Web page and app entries
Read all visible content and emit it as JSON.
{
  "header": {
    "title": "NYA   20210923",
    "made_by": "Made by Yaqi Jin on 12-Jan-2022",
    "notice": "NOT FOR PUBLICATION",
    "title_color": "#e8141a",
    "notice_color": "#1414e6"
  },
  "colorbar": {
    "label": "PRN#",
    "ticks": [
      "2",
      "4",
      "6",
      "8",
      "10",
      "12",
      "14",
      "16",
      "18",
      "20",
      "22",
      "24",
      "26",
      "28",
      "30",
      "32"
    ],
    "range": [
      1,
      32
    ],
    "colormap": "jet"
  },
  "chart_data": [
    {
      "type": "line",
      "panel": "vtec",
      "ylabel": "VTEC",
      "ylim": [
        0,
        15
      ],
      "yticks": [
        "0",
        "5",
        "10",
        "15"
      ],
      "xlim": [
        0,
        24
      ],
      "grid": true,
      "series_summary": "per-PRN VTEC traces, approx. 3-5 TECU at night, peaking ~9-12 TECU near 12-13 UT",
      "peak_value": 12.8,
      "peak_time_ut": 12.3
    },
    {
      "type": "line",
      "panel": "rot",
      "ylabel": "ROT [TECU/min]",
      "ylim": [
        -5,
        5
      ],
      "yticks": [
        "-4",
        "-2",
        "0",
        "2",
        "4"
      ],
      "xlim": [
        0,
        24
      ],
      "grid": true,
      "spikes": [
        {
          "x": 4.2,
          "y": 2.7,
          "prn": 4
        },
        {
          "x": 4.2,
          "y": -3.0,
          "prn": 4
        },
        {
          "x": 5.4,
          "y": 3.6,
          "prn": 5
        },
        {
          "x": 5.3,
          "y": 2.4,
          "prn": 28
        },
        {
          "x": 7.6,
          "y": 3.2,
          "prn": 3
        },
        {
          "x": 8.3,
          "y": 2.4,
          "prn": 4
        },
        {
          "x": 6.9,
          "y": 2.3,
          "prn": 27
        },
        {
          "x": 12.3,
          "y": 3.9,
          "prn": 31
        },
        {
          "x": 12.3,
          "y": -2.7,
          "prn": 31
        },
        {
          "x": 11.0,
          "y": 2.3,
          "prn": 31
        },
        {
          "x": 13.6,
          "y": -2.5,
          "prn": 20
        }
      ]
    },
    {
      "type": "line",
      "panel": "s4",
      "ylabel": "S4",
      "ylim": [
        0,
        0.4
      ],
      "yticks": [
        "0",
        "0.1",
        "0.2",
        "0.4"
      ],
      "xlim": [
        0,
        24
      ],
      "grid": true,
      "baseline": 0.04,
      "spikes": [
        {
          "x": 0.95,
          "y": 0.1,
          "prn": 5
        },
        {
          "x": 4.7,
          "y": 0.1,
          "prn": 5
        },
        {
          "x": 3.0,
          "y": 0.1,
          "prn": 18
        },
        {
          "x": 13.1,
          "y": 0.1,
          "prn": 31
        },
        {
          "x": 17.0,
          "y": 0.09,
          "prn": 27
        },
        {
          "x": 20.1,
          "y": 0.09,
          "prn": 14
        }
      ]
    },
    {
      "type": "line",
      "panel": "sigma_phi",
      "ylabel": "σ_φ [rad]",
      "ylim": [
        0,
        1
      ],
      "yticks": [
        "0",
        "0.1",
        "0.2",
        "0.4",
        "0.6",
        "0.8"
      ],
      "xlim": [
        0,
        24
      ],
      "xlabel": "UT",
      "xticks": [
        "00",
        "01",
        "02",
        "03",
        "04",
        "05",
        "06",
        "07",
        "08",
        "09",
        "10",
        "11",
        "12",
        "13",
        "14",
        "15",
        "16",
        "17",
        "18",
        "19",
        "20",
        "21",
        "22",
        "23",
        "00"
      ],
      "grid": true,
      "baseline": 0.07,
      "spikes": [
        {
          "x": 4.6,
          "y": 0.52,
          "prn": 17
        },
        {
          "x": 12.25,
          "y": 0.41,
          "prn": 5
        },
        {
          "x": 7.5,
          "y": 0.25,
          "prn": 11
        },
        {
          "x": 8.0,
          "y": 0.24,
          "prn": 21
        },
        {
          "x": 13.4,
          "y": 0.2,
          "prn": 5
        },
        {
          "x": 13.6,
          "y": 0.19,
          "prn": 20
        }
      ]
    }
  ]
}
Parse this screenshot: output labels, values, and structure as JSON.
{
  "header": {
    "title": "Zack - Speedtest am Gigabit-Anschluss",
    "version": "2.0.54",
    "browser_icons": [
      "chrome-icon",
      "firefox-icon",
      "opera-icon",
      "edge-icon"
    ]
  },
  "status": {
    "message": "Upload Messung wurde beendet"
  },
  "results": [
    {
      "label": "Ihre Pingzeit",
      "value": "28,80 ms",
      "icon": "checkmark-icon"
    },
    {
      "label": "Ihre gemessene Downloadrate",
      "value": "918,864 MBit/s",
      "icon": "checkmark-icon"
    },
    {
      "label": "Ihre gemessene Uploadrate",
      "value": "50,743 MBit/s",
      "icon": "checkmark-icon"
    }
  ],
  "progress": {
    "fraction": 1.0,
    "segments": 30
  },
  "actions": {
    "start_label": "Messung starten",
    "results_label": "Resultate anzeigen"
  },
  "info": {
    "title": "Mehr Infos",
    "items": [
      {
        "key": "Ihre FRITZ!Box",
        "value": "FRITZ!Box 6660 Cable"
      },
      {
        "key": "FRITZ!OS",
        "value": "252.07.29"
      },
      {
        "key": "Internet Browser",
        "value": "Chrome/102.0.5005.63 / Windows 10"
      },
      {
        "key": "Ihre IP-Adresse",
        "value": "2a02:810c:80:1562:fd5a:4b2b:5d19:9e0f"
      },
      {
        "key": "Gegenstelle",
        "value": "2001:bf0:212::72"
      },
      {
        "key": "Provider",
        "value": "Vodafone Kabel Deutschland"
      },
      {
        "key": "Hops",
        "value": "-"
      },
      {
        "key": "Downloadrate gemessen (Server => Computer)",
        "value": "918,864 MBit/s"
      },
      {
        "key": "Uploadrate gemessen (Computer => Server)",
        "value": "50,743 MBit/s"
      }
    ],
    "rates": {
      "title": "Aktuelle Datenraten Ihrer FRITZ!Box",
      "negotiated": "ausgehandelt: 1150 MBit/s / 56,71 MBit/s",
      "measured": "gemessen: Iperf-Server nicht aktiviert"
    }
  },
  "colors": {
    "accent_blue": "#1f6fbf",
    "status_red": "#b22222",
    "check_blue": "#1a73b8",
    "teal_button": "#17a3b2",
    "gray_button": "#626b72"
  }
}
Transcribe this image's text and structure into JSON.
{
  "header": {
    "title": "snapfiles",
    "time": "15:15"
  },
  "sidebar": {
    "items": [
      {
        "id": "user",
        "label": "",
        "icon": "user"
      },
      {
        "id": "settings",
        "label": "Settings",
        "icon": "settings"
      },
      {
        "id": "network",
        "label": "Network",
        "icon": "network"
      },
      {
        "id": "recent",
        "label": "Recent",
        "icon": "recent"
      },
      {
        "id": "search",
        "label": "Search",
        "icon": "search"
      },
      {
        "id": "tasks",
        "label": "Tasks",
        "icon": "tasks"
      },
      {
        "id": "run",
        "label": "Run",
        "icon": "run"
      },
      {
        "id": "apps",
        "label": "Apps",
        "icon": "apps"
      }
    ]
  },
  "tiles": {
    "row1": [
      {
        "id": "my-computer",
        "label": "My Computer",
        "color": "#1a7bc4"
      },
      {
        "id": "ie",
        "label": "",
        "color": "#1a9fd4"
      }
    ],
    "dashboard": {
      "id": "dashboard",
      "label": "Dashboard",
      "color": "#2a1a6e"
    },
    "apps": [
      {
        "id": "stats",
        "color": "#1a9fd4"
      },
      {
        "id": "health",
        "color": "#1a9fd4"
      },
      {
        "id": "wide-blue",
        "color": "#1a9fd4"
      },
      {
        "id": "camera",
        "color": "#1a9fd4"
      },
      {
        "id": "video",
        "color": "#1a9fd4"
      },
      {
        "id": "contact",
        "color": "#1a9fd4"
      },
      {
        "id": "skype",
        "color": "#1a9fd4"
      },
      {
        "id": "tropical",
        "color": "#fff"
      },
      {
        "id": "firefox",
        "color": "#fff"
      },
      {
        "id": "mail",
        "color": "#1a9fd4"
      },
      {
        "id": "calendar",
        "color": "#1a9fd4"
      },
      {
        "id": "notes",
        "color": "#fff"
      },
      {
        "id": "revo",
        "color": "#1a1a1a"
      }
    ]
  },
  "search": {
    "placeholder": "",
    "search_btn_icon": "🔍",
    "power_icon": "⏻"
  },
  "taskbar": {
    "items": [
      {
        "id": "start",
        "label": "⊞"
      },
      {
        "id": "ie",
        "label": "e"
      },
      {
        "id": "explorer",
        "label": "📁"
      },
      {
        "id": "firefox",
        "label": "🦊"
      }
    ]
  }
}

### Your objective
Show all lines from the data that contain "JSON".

### Written response
Read all visible content and emit it as JSON.
Parse this screenshot: output labels, values, and structure as JSON.
Transcribe this image's text and structure into JSON.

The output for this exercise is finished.